A costly personal, vindictive Palin vendetta? You betcha
Let's ignore all of the emails, phone calls and sworn testimony from current employees of Governor Palin that show a bizarre obsession with getting the governor's ex brother in law fired. Lets for a minute ignore all of the evidence and assume that "Troopergate" is much to do about nothing.
Let's assume that the governor and her husband are being honest in their explanation that they were simply protecting their family and the public from a rogue trooper. Let's assume that the governor's public explanation of the phone calls to former Commissioner Walt Monegan from her, her husband and her staff were about honest outrage at a system that allows a dangerous trooper to continue carrying a badge and gun on Alaska's streets.
However, if the risk presented by Alaska State Trooper Mike Wooten was so grave, why didn't Gov. Palin do anything to protect Alaskans by letting them know? After all, if this story hadn't become public as a result of Monegan getting unceremoniously fired, not one Alaskan would have been been the wiser about this supposed rogue trooper.
For the better part of thirteen months Gov. Palin, her husband and a handful of her senior staff tried to get Wooten fired through legally impermissible means. Why didn't the governor or her staff spend that time crafting a beneficial public policy that would have protected the public against this trooper as well as future rogue troopers?
If the governor, her husband and her senior staff were truly concerned about their safety or the publics safety, why didn't they propose legislation to change the way the state troopers investigate themselves?
In hindsight, it's hard to understand that after a year of relentlessly pursuing Wooten, while claiming his punishment was a "slap on the wrist" they never once considered speaking about this situation in public. This past session there were over two dozen pieces of public safety legislation where the governor could have had a public platform to inform the public of her concerns, work with lawmakers to propose solutions and change state laws not just for Wooten but for future cases of accused trooper misconduct.
Rep. Bob Roses introduced House Bill 193 that reformed the Police Standards Council. Sen. Donny Olson introduced Senate Bill 45, dealing with punishment of peace officers. Both were passed by the Legislature and signed into law by Gov. Palin without one single public word about any fears or concerns she had about Wooten or the troopers.
The governor failed to propose new legislation, offer any amendments to existing legislation or even try to negotiate changes to the state troopers' new collective bargaining agreement. These facts raise questions about just how much of this pursuit of Trooper Wooten was fear and how much was vendetta.

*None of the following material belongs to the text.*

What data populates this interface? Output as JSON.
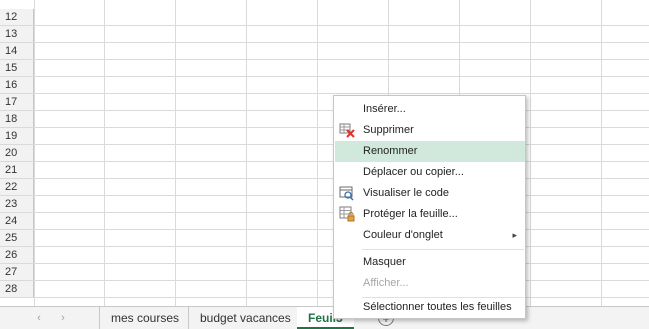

According to the Branchflower report, Gary Wheeler, a member of the governor's personal security detail since her election, testified under oath that Governor Palin never said she was afraid for her safety concerning Michael Wooten.
With a second investigation now under way which will yield the same evidence, the governor finds herself, her husband, as well as the state, at risk for legal damages. Ironically, it was Commissioner Walt Monegan and his Deputy Commissioner John Glass who both warned the administration early on about the liability with their obsession.
Because Trooper Wooten had already been investigated and disciplined for the conduct raised by the governor and her husband, in the absence of new information or new allegations, re-disciplining him for the same conduct was illegal. Firing him, or in this case trying to get him fired for the conduct for which he had already been disciplined under the Murkowski administration, would almost certainly guarantee that Trooper Wooten would sue the state and that he would likely prevail.
Monegan even warned Chief of Staff Mike Tibbles back in the spring of 2007, "Do you want Trooper Wooten to own your house?"
A misguided and costly personal vendetta? You betcha.